Top of Dataset

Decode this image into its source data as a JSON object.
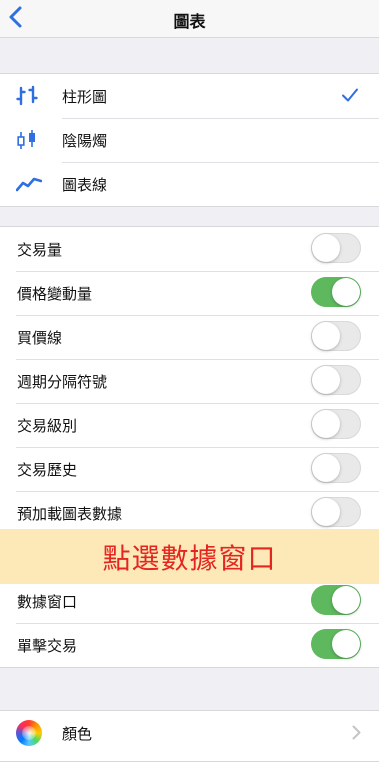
{
  "nav": {
    "title": "圖表"
  },
  "chart_types": [
    {
      "label": "柱形圖",
      "icon": "bar-chart-icon",
      "selected": true
    },
    {
      "label": "陰陽燭",
      "icon": "candlestick-icon",
      "selected": false
    },
    {
      "label": "圖表線",
      "icon": "line-chart-icon",
      "selected": false
    }
  ],
  "toggles": [
    {
      "label": "交易量",
      "on": false
    },
    {
      "label": "價格變動量",
      "on": true
    },
    {
      "label": "買價線",
      "on": false
    },
    {
      "label": "週期分隔符號",
      "on": false
    },
    {
      "label": "交易級別",
      "on": false
    },
    {
      "label": "交易歷史",
      "on": false
    },
    {
      "label": "預加載圖表數據",
      "on": false
    },
    {
      "label": "",
      "on": false
    },
    {
      "label": "數據窗口",
      "on": true
    },
    {
      "label": "單擊交易",
      "on": true
    }
  ],
  "banner": {
    "text": "點選數據窗口"
  },
  "color_row": {
    "label": "顏色",
    "icon": "color-wheel-icon"
  },
  "colors": {
    "accent": "#2f6fe0",
    "toggle_on": "#5db85e",
    "banner_bg": "#fde9b8",
    "banner_text": "#e5251f"
  }
}
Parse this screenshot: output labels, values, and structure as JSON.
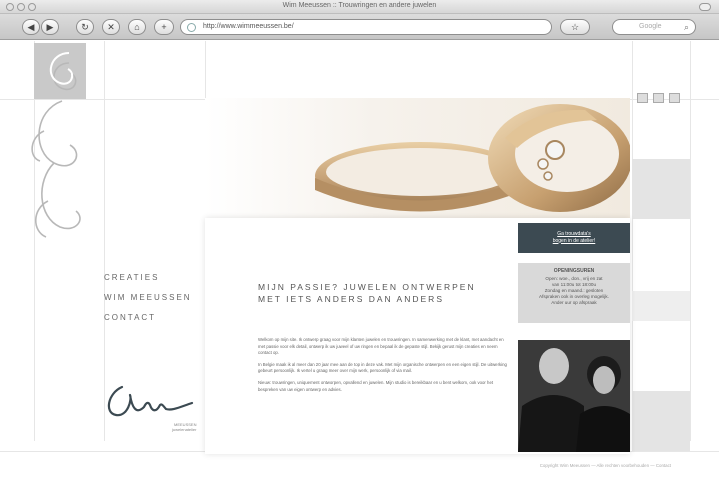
{
  "window": {
    "title": "Wim Meeussen :: Trouwringen en andere juwelen"
  },
  "toolbar": {
    "back_label": "◀",
    "forward_label": "▶",
    "reload_label": "↻",
    "stop_label": "✕",
    "home_label": "⌂",
    "address": "http://www.wimmeeussen.be/",
    "search_placeholder": "Google",
    "bookmark_label": "☆"
  },
  "nav": {
    "items": [
      {
        "label": "CREATIES"
      },
      {
        "label": "WIM MEEUSSEN"
      },
      {
        "label": "CONTACT"
      }
    ]
  },
  "main": {
    "headline_line1": "MIJN PASSIE? JUWELEN ONTWERPEN",
    "headline_line2": "MET IETS ANDERS DAN ANDERS",
    "paragraphs": [
      "Welkom op mijn site. Ik ontwerp graag voor mijn klanten juwelen en trouwringen. In samenwerking met de klant, met aandacht en met passie voor elk detail, ontwerp ik uw juweel of uw ringen en bepaal ik de gepaste stijl. Bekijk gerust mijn creaties en neem contact op.",
      "In Belgie maak ik al meer dan 20 jaar mee aan de top in deze vak. Met mijn organische ontwerpen en een eigen stijl. De uitwerking gebeurt persoonlijk. Ik vertel u graag meer over mijn werk, persoonlijk of via mail.",
      "Nieuw: trouwringen, uniquement ontworpen, opvallend en juwelen. Mijn studio is bereikbaar en u bent welkom, ook voor het bespreken van uw eigen ontwerp en advies."
    ]
  },
  "sidebar": {
    "cta_line1": "Ga trouwdata's",
    "cta_line2": "bogen in de atelier!",
    "hours_title": "OPENINGSUREN",
    "hours_lines": [
      "Open: woe., don., vrij en zat",
      "van 11:00u tot 18:00u",
      "Zondag en maand.: gesloten",
      "Afspraken ook in overleg mogelijk.",
      "Ander uur op afspraak"
    ]
  },
  "signature": {
    "sub_line1": "MEEUSSEN",
    "sub_line2": "juwelenatelier"
  },
  "footer": {
    "text": "Copyright Wim Meeussen — Alle rechten voorbehouden — Contact"
  },
  "colors": {
    "accent_dark": "#3c4a52",
    "panel_gray": "#d9d9d9",
    "gold": "#c9a57a"
  }
}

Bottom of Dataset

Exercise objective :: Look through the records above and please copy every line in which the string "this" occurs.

Answer for the task ::
Decode this image into its source data as a JSON object.
Parse this screenshot: output labels, values, and structure as JSON.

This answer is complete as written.